Pierce said, "I know Mr. Coolidge."
Agar blinked. "No gull?"
"I met him on the Continent last year. I climbed with him in Switzerland--- three peaks in all--- and I learned what he knows."
Agar was speechless. He stared at Pierce for any sign of deception, scanning the cracksman's face. Mountaineering was a new sport, only three or four years old, but it had captured the popular attention, and the most notable of the English practitioners, such as A. E. Coolidge, had become famous.
"No gull?" Agar said again.
"I have the ropes and tackle up in the closet," Pierce said. "No gull."
"I'll have another daffy," Agar said, holding out his empty glass. Pierce immediately filled it, and Agar immediately gulped it down.
"Well then," he said. "Let's say you can betty the lock, hanging on a rope, and break the drum, and then lock up again, with nobody the wiser. How do I get on in the first place, past the Scots jack, with his sharp cool?"
"There is a way," Pierce said. "It's not pleasant, but there is a way."
Agar appeared unconvinced. "Say you put me on in some trunk. He's bound he'll open it and have a see, and there I am. What then?"
"I intend for him to open it and see you," Pierce said.
"I think so, and it will go smoothly enough, if you can take a bit of odor."
"What manner of odor?"

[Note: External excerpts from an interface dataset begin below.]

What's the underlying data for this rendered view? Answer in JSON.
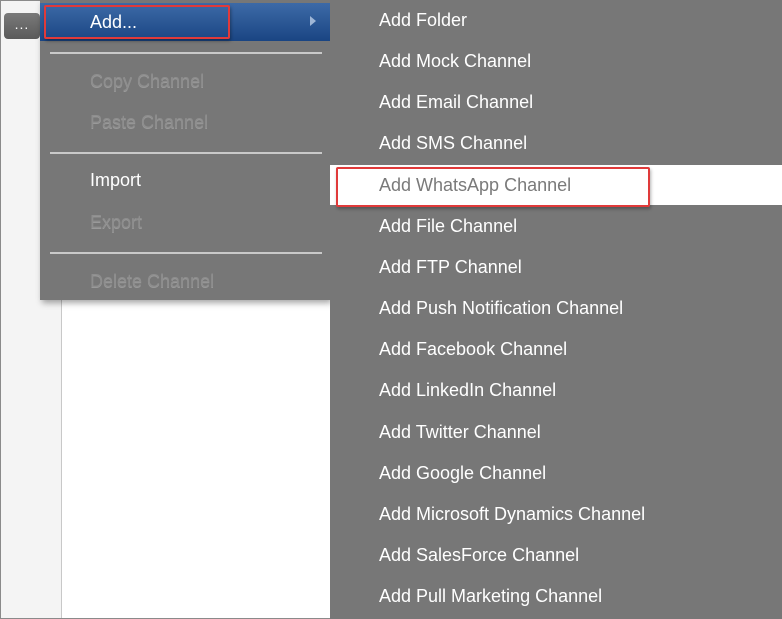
{
  "toolbar": {
    "ellipsis_label": "..."
  },
  "context_menu": {
    "items": [
      {
        "label": "Add...",
        "state": "active",
        "has_submenu": true
      },
      {
        "label": "Copy Channel",
        "state": "disabled"
      },
      {
        "label": "Paste Channel",
        "state": "disabled"
      },
      {
        "label": "Import",
        "state": "enabled"
      },
      {
        "label": "Export",
        "state": "disabled"
      },
      {
        "label": "Delete Channel",
        "state": "disabled"
      }
    ]
  },
  "submenu": {
    "items": [
      {
        "label": "Add Folder"
      },
      {
        "label": "Add Mock Channel"
      },
      {
        "label": "Add Email Channel"
      },
      {
        "label": "Add SMS Channel"
      },
      {
        "label": "Add WhatsApp Channel",
        "state": "hovered"
      },
      {
        "label": "Add File Channel"
      },
      {
        "label": "Add FTP Channel"
      },
      {
        "label": "Add Push Notification Channel"
      },
      {
        "label": "Add Facebook Channel"
      },
      {
        "label": "Add LinkedIn Channel"
      },
      {
        "label": "Add Twitter Channel"
      },
      {
        "label": "Add Google Channel"
      },
      {
        "label": "Add Microsoft Dynamics Channel"
      },
      {
        "label": "Add SalesForce Channel"
      },
      {
        "label": "Add Pull Marketing Channel"
      }
    ]
  },
  "colors": {
    "menu_bg": "#777777",
    "active_item": "#1a4583",
    "highlight_box": "#e03a3a",
    "disabled_text": "#8e8e8e",
    "hover_bg": "#ffffff"
  }
}
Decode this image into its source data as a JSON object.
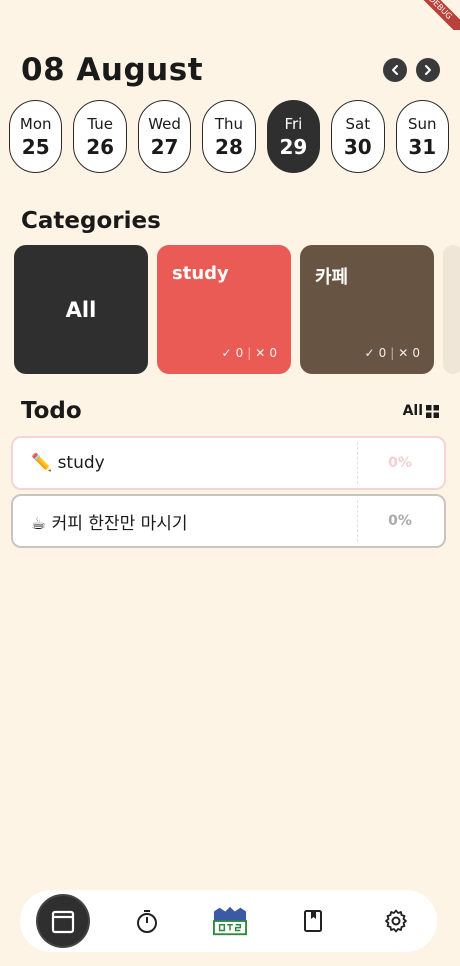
{
  "debug_banner": "DEBUG",
  "header": {
    "title": "08 August",
    "prev_icon": "chevron-left-icon",
    "next_icon": "chevron-right-icon"
  },
  "week": [
    {
      "name": "Mon",
      "num": "25",
      "selected": false
    },
    {
      "name": "Tue",
      "num": "26",
      "selected": false
    },
    {
      "name": "Wed",
      "num": "27",
      "selected": false
    },
    {
      "name": "Thu",
      "num": "28",
      "selected": false
    },
    {
      "name": "Fri",
      "num": "29",
      "selected": true
    },
    {
      "name": "Sat",
      "num": "30",
      "selected": false
    },
    {
      "name": "Sun",
      "num": "31",
      "selected": false
    }
  ],
  "categories": {
    "title": "Categories",
    "items": [
      {
        "name": "All",
        "color": "#2f2f2f"
      },
      {
        "name": "study",
        "done": "0",
        "failed": "0",
        "color": "#eb5b55"
      },
      {
        "name": "카페",
        "done": "0",
        "failed": "0",
        "color": "#685443"
      }
    ]
  },
  "todo": {
    "title": "Todo",
    "filter_label": "All",
    "filter_icon": "grid-icon",
    "items": [
      {
        "text": "✏️ study",
        "percent": "0%",
        "border_color": "#f7d4d3"
      },
      {
        "text": "☕ 커피 한잔만 마시기",
        "percent": "0%",
        "border_color": "#c8c4c0"
      }
    ]
  },
  "bottom_nav": {
    "items": [
      {
        "icon": "calendar-icon",
        "active": true
      },
      {
        "icon": "timer-icon",
        "active": false
      },
      {
        "icon": "app-logo-icon",
        "active": false
      },
      {
        "icon": "bookmark-book-icon",
        "active": false
      },
      {
        "icon": "gear-icon",
        "active": false
      }
    ]
  },
  "colors": {
    "background": "#fdf4e6",
    "dark": "#2f2f2f",
    "accent_red": "#eb5b55",
    "accent_brown": "#685443"
  }
}
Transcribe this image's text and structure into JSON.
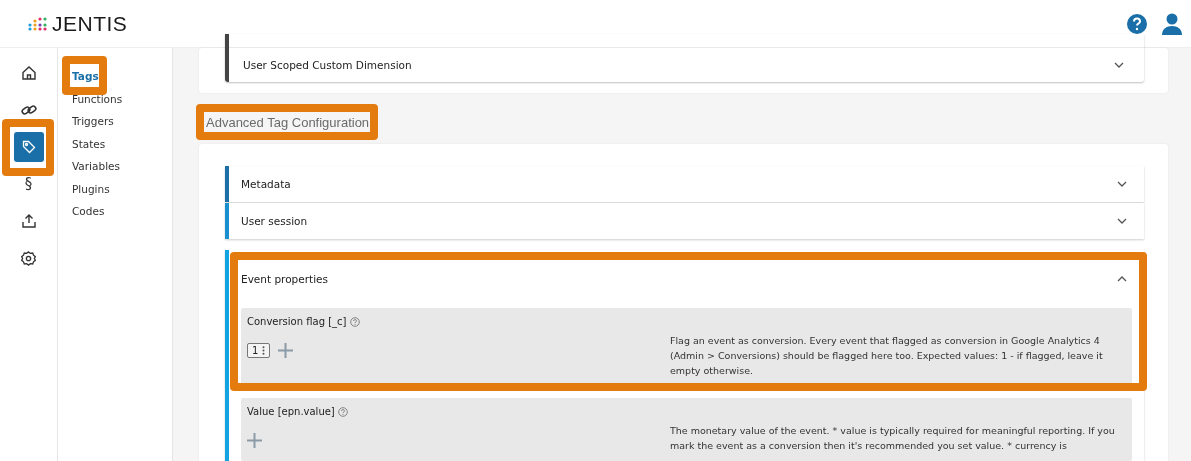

"The smell of a dead dog, or cat," Pierce said. "Dead some days. Do you think you can manage that?"
Agar said, "I swear, I don't get the lay. Let's settle the down with another daffy or two," and he extended his glass.
"That's enough," Pierce said. "There are things for you to do. Go to your lodgings, and come back with your best dunnage, the finest you have, and quickly."
"Go now," Pierce said. "And trust me."
When Agar had departed, he sent for Barlow, his cabby.
"Do we have any rope?" Pierce said.
"Rope, sir? You mean hempen rope?"
"Precisely. Do we have any in the house?"
"No, sir. Could you make do with bridle leather?
"No," Pierce said He considered a moment. "Hitch up the horse to the flat carriage and get ready for a night's work. We have a few items to obtain."
Barlow nodded and left. Pierce returned to the dining room, where Miriam was still sitting, patient and calm.
"There's trouble?" she said.
"Nothing beyond repair," Pierce said. "Do you have a black dress? I am thinking of a frock of cheap quality, such as a maid might wear."
"I think so, yes."
"Good," he said. "Set it out, you will wear it tomorrow morning."
"Whatever for?" she asked.
Pierce smiled. "To show your respect for the dead," he said.